> _EXERCISE_: Read the lines below, and copy any that contain the string "Learning".

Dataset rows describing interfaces
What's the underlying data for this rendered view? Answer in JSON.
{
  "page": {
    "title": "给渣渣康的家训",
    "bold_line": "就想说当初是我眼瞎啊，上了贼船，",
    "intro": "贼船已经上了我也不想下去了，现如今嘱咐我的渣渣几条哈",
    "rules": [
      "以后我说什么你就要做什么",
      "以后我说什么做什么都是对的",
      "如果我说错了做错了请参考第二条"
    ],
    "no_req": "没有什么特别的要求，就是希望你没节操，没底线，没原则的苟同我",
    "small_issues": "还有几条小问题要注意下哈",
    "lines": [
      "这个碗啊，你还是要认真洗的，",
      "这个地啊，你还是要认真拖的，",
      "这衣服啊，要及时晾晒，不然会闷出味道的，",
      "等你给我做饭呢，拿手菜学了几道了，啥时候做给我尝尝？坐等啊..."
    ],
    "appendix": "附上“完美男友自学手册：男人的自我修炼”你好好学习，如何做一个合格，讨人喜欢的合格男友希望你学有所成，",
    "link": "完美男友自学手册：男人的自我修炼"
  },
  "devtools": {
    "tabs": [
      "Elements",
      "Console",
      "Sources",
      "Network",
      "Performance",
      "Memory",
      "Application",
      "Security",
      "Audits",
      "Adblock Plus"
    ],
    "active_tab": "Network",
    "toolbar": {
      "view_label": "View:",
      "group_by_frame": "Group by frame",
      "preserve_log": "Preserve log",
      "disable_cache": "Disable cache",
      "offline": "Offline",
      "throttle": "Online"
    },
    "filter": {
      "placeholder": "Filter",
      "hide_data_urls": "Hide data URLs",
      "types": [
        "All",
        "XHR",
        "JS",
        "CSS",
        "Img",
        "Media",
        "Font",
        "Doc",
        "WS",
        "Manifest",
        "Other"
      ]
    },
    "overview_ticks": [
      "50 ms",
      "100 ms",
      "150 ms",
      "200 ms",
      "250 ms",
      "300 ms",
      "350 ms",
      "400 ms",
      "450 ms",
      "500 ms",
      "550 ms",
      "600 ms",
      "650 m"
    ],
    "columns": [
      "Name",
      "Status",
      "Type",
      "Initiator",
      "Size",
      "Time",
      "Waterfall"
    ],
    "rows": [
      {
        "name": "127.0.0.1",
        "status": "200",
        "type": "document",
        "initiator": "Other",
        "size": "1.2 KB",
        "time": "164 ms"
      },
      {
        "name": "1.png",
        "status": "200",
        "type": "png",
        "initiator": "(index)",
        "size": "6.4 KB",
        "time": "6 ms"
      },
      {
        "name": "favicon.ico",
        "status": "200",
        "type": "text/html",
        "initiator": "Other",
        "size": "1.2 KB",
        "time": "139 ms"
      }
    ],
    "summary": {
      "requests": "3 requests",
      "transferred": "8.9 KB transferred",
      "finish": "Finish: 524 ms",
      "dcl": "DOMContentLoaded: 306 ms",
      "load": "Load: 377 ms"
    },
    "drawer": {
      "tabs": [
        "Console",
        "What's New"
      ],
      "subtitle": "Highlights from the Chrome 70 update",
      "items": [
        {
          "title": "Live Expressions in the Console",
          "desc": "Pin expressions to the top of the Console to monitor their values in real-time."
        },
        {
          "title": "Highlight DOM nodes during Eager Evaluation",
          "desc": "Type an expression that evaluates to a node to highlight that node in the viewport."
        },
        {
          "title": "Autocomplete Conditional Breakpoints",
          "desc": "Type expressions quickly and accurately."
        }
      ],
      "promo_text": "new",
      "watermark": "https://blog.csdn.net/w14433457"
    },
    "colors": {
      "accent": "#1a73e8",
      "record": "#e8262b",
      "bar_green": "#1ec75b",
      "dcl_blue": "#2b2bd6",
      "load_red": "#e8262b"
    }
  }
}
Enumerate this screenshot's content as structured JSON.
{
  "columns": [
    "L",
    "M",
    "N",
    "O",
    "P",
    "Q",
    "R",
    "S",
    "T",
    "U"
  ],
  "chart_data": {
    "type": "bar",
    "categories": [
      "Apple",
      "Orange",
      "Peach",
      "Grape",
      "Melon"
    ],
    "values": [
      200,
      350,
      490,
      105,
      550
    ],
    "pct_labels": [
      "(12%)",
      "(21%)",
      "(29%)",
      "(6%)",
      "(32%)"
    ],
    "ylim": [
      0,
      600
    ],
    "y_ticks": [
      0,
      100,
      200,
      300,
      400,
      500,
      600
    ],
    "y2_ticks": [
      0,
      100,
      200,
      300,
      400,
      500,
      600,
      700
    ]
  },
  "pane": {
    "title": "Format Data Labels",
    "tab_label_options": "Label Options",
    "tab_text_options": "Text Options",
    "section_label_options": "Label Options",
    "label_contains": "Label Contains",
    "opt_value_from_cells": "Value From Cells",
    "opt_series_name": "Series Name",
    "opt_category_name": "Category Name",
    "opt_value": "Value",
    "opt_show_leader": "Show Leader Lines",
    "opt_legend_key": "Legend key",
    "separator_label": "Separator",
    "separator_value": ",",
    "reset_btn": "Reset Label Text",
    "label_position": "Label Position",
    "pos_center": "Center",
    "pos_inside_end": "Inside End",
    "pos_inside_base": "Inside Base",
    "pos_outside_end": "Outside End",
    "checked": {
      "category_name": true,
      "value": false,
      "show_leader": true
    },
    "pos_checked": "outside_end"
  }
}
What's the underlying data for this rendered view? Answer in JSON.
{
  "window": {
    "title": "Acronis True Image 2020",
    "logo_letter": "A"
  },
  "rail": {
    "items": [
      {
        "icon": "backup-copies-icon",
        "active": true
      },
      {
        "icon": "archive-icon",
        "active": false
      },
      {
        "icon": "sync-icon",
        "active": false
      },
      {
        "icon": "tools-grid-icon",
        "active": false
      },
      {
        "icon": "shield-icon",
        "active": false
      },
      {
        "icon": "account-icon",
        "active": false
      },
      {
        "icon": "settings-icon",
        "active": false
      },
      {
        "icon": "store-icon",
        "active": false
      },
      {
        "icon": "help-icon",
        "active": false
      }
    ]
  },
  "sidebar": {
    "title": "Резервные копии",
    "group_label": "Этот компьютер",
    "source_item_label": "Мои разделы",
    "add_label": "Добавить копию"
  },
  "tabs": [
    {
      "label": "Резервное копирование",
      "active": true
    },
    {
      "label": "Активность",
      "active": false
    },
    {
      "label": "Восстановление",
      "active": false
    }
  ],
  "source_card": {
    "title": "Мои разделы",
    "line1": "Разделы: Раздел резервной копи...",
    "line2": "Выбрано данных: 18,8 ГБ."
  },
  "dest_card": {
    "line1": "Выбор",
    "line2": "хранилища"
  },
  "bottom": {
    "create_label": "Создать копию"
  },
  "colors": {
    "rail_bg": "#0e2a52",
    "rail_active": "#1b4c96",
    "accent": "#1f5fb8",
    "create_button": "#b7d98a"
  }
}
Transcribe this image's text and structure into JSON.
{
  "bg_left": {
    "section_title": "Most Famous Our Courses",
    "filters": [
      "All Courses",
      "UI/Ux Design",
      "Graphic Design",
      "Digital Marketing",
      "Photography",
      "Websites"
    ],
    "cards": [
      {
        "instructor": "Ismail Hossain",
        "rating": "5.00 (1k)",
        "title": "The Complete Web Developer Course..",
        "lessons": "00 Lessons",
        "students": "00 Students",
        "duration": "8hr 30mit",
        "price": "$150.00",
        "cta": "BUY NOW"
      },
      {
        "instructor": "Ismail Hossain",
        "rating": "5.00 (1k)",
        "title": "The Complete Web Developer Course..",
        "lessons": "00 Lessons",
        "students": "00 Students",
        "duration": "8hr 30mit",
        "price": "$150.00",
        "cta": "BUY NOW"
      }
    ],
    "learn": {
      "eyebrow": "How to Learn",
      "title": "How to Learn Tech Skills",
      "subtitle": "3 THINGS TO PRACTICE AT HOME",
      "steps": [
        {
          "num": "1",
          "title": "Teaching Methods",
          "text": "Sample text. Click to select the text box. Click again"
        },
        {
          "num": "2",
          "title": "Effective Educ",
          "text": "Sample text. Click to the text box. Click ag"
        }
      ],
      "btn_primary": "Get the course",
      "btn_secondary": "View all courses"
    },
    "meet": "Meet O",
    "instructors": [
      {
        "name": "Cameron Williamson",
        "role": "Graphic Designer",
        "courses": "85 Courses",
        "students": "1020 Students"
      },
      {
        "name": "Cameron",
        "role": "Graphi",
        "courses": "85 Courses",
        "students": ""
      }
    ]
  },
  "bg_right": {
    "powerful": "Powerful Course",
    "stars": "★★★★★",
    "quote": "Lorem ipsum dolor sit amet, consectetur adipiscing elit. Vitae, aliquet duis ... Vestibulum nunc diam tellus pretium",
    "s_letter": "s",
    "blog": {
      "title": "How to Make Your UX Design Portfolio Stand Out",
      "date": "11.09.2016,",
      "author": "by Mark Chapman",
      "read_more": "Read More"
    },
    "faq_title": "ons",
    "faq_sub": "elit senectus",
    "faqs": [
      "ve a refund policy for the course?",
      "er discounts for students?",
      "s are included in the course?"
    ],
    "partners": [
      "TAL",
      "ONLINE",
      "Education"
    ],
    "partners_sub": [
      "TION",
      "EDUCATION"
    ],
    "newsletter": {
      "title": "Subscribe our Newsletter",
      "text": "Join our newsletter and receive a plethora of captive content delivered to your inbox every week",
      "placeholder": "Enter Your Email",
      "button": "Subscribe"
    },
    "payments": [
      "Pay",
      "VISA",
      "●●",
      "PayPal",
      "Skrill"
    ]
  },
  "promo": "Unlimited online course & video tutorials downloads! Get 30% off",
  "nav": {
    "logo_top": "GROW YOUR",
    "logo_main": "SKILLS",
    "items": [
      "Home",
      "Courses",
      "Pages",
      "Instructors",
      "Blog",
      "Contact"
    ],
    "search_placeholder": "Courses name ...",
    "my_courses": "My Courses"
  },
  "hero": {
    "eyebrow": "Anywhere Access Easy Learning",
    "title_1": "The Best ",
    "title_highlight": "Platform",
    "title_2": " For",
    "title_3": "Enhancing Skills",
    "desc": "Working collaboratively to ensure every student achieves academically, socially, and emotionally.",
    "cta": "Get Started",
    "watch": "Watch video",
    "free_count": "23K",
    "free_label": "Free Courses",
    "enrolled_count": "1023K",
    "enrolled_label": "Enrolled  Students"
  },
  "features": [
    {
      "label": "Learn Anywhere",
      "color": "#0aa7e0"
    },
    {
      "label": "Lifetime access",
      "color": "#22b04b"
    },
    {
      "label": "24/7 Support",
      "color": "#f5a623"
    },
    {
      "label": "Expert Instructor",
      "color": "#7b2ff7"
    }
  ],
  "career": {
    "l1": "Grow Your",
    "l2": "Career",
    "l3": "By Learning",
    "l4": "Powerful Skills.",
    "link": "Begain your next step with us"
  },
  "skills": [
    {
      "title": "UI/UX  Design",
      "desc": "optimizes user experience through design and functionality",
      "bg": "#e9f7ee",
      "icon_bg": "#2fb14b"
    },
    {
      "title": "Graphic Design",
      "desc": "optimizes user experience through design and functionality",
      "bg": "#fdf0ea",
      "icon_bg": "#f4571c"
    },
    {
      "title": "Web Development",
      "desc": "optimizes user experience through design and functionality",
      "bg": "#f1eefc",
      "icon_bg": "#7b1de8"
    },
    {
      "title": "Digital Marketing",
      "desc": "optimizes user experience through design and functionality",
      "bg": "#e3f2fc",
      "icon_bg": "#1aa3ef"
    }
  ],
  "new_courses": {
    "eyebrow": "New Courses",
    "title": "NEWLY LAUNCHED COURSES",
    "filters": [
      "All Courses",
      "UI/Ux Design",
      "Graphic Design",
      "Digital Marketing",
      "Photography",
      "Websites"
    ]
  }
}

> _WRITTEN SOLUTION_:
    "eyebrow": "Anywhere Access Easy Learning",
    "l3": "By Learning",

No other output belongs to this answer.